### Problem description
Go through the data below and repeat it exactly, skipping each picture.

━━━━━ Data extracts

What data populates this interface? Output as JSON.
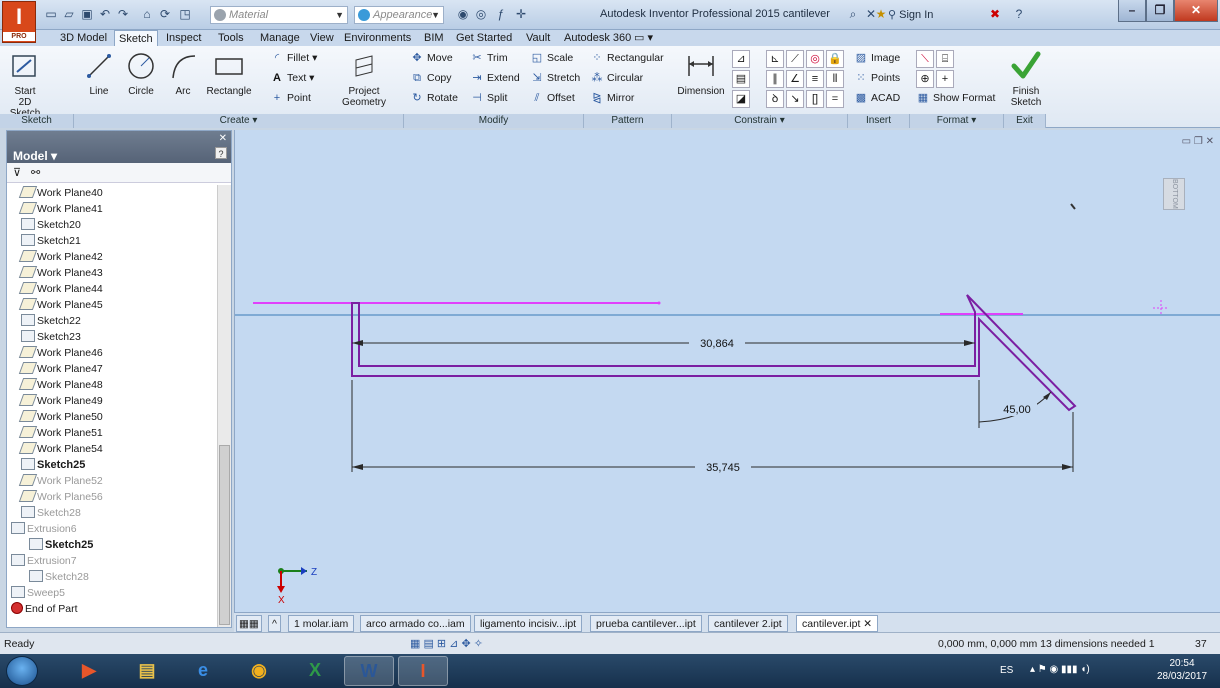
{
  "window": {
    "title": "Autodesk Inventor Professional 2015   cantilever",
    "material_placeholder": "Material",
    "appearance_placeholder": "Appearance",
    "sign_in": "Sign In",
    "app_logo_letter": "I",
    "app_logo_sub": "PRO"
  },
  "ribbon_tabs": [
    "3D Model",
    "Sketch",
    "Inspect",
    "Tools",
    "Manage",
    "View",
    "Environments",
    "BIM",
    "Get Started",
    "Vault",
    "Autodesk 360"
  ],
  "active_tab": "Sketch",
  "ribbon": {
    "sketch_panel": {
      "title": "Sketch",
      "start_2d_sketch": "Start\n2D Sketch"
    },
    "create_panel": {
      "title": "Create ▾",
      "line": "Line",
      "circle": "Circle",
      "arc": "Arc",
      "rectangle": "Rectangle",
      "fillet": "Fillet ▾",
      "text": "Text ▾",
      "point": "Point",
      "project_geometry": "Project\nGeometry"
    },
    "modify_panel": {
      "title": "Modify",
      "move": "Move",
      "copy": "Copy",
      "rotate": "Rotate",
      "trim": "Trim",
      "extend": "Extend",
      "split": "Split",
      "scale": "Scale",
      "stretch": "Stretch",
      "offset": "Offset"
    },
    "pattern_panel": {
      "title": "Pattern",
      "rectangular": "Rectangular",
      "circular": "Circular",
      "mirror": "Mirror"
    },
    "constrain_panel": {
      "title": "Constrain ▾",
      "dimension": "Dimension"
    },
    "insert_panel": {
      "title": "Insert",
      "image": "Image",
      "points": "Points",
      "acad": "ACAD"
    },
    "format_panel": {
      "title": "Format ▾",
      "show_format": "Show Format"
    },
    "exit_panel": {
      "title": "Exit",
      "finish_sketch": "Finish\nSketch"
    }
  },
  "browser": {
    "title": "Model ▾",
    "items": [
      {
        "label": "Work Plane40",
        "kind": "plane",
        "style": "normal"
      },
      {
        "label": "Work Plane41",
        "kind": "plane",
        "style": "normal"
      },
      {
        "label": "Sketch20",
        "kind": "sketch",
        "style": "normal"
      },
      {
        "label": "Sketch21",
        "kind": "sketch",
        "style": "normal"
      },
      {
        "label": "Work Plane42",
        "kind": "plane",
        "style": "normal"
      },
      {
        "label": "Work Plane43",
        "kind": "plane",
        "style": "normal"
      },
      {
        "label": "Work Plane44",
        "kind": "plane",
        "style": "normal"
      },
      {
        "label": "Work Plane45",
        "kind": "plane",
        "style": "normal"
      },
      {
        "label": "Sketch22",
        "kind": "sketch",
        "style": "normal"
      },
      {
        "label": "Sketch23",
        "kind": "sketch",
        "style": "normal"
      },
      {
        "label": "Work Plane46",
        "kind": "plane",
        "style": "normal"
      },
      {
        "label": "Work Plane47",
        "kind": "plane",
        "style": "normal"
      },
      {
        "label": "Work Plane48",
        "kind": "plane",
        "style": "normal"
      },
      {
        "label": "Work Plane49",
        "kind": "plane",
        "style": "normal"
      },
      {
        "label": "Work Plane50",
        "kind": "plane",
        "style": "normal"
      },
      {
        "label": "Work Plane51",
        "kind": "plane",
        "style": "normal"
      },
      {
        "label": "Work Plane54",
        "kind": "plane",
        "style": "normal"
      },
      {
        "label": "Sketch25",
        "kind": "sketch",
        "style": "bold"
      },
      {
        "label": "Work Plane52",
        "kind": "plane",
        "style": "dim"
      },
      {
        "label": "Work Plane56",
        "kind": "plane",
        "style": "dim"
      },
      {
        "label": "Sketch28",
        "kind": "sketch",
        "style": "dim"
      },
      {
        "label": "Extrusion6",
        "kind": "feature",
        "style": "dim"
      },
      {
        "label": "Sketch25",
        "kind": "sketch",
        "style": "bold"
      },
      {
        "label": "Extrusion7",
        "kind": "feature",
        "style": "dim"
      },
      {
        "label": "Sketch28",
        "kind": "sketch",
        "style": "dim"
      },
      {
        "label": "Sweep5",
        "kind": "feature",
        "style": "dim"
      },
      {
        "label": "End of Part",
        "kind": "end",
        "style": "normal"
      }
    ]
  },
  "viewport": {
    "view_cube_label": "BOTTOM",
    "dimensions": {
      "inner_length": "30,864",
      "total_length": "35,745",
      "angle": "45,00"
    },
    "axis_labels": {
      "z": "Z",
      "x": "X"
    },
    "colors": {
      "geometry": "#7b1fa2",
      "projected": "#e040fb",
      "dimension": "#2a2a2a",
      "axis_line": "#3a7ab8"
    }
  },
  "doc_tabs": [
    "1 molar.iam",
    "arco armado co...iam",
    "ligamento incisiv...ipt",
    "prueba cantilever...ipt",
    "cantilever 2.ipt",
    "cantilever.ipt"
  ],
  "active_doc": "cantilever.ipt",
  "status": {
    "text": "Ready",
    "coords": "0,000 mm, 0,000 mm  13 dimensions needed  1",
    "page": "37"
  },
  "taskbar": {
    "lang": "ES",
    "time": "20:54",
    "date": "28/03/2017"
  }
}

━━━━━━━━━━

### Answer below
What data populates this interface? Output as JSON.
{
  "window": {
    "title": "Autodesk Inventor Professional 2015   cantilever",
    "material_placeholder": "Material",
    "appearance_placeholder": "Appearance",
    "sign_in": "Sign In",
    "app_logo_letter": "I",
    "app_logo_sub": "PRO"
  },
  "ribbon_tabs": [
    "3D Model",
    "Sketch",
    "Inspect",
    "Tools",
    "Manage",
    "View",
    "Environments",
    "BIM",
    "Get Started",
    "Vault",
    "Autodesk 360"
  ],
  "active_tab": "Sketch",
  "ribbon": {
    "sketch_panel": {
      "title": "Sketch",
      "start_2d_sketch": "Start\n2D Sketch"
    },
    "create_panel": {
      "title": "Create ▾",
      "line": "Line",
      "circle": "Circle",
      "arc": "Arc",
      "rectangle": "Rectangle",
      "fillet": "Fillet ▾",
      "text": "Text ▾",
      "point": "Point",
      "project_geometry": "Project\nGeometry"
    },
    "modify_panel": {
      "title": "Modify",
      "move": "Move",
      "copy": "Copy",
      "rotate": "Rotate",
      "trim": "Trim",
      "extend": "Extend",
      "split": "Split",
      "scale": "Scale",
      "stretch": "Stretch",
      "offset": "Offset"
    },
    "pattern_panel": {
      "title": "Pattern",
      "rectangular": "Rectangular",
      "circular": "Circular",
      "mirror": "Mirror"
    },
    "constrain_panel": {
      "title": "Constrain ▾",
      "dimension": "Dimension"
    },
    "insert_panel": {
      "title": "Insert",
      "image": "Image",
      "points": "Points",
      "acad": "ACAD"
    },
    "format_panel": {
      "title": "Format ▾",
      "show_format": "Show Format"
    },
    "exit_panel": {
      "title": "Exit",
      "finish_sketch": "Finish\nSketch"
    }
  },
  "browser": {
    "title": "Model ▾",
    "items": [
      {
        "label": "Work Plane40",
        "kind": "plane",
        "style": "normal"
      },
      {
        "label": "Work Plane41",
        "kind": "plane",
        "style": "normal"
      },
      {
        "label": "Sketch20",
        "kind": "sketch",
        "style": "normal"
      },
      {
        "label": "Sketch21",
        "kind": "sketch",
        "style": "normal"
      },
      {
        "label": "Work Plane42",
        "kind": "plane",
        "style": "normal"
      },
      {
        "label": "Work Plane43",
        "kind": "plane",
        "style": "normal"
      },
      {
        "label": "Work Plane44",
        "kind": "plane",
        "style": "normal"
      },
      {
        "label": "Work Plane45",
        "kind": "plane",
        "style": "normal"
      },
      {
        "label": "Sketch22",
        "kind": "sketch",
        "style": "normal"
      },
      {
        "label": "Sketch23",
        "kind": "sketch",
        "style": "normal"
      },
      {
        "label": "Work Plane46",
        "kind": "plane",
        "style": "normal"
      },
      {
        "label": "Work Plane47",
        "kind": "plane",
        "style": "normal"
      },
      {
        "label": "Work Plane48",
        "kind": "plane",
        "style": "normal"
      },
      {
        "label": "Work Plane49",
        "kind": "plane",
        "style": "normal"
      },
      {
        "label": "Work Plane50",
        "kind": "plane",
        "style": "normal"
      },
      {
        "label": "Work Plane51",
        "kind": "plane",
        "style": "normal"
      },
      {
        "label": "Work Plane54",
        "kind": "plane",
        "style": "normal"
      },
      {
        "label": "Sketch25",
        "kind": "sketch",
        "style": "bold"
      },
      {
        "label": "Work Plane52",
        "kind": "plane",
        "style": "dim"
      },
      {
        "label": "Work Plane56",
        "kind": "plane",
        "style": "dim"
      },
      {
        "label": "Sketch28",
        "kind": "sketch",
        "style": "dim"
      },
      {
        "label": "Extrusion6",
        "kind": "feature",
        "style": "dim"
      },
      {
        "label": "Sketch25",
        "kind": "sketch",
        "style": "bold"
      },
      {
        "label": "Extrusion7",
        "kind": "feature",
        "style": "dim"
      },
      {
        "label": "Sketch28",
        "kind": "sketch",
        "style": "dim"
      },
      {
        "label": "Sweep5",
        "kind": "feature",
        "style": "dim"
      },
      {
        "label": "End of Part",
        "kind": "end",
        "style": "normal"
      }
    ]
  },
  "viewport": {
    "view_cube_label": "BOTTOM",
    "dimensions": {
      "inner_length": "30,864",
      "total_length": "35,745",
      "angle": "45,00"
    },
    "axis_labels": {
      "z": "Z",
      "x": "X"
    },
    "colors": {
      "geometry": "#7b1fa2",
      "projected": "#e040fb",
      "dimension": "#2a2a2a",
      "axis_line": "#3a7ab8"
    }
  },
  "doc_tabs": [
    "1 molar.iam",
    "arco armado co...iam",
    "ligamento incisiv...ipt",
    "prueba cantilever...ipt",
    "cantilever 2.ipt",
    "cantilever.ipt"
  ],
  "active_doc": "cantilever.ipt",
  "status": {
    "text": "Ready",
    "coords": "0,000 mm, 0,000 mm  13 dimensions needed  1",
    "page": "37"
  },
  "taskbar": {
    "lang": "ES",
    "time": "20:54",
    "date": "28/03/2017"
  }
}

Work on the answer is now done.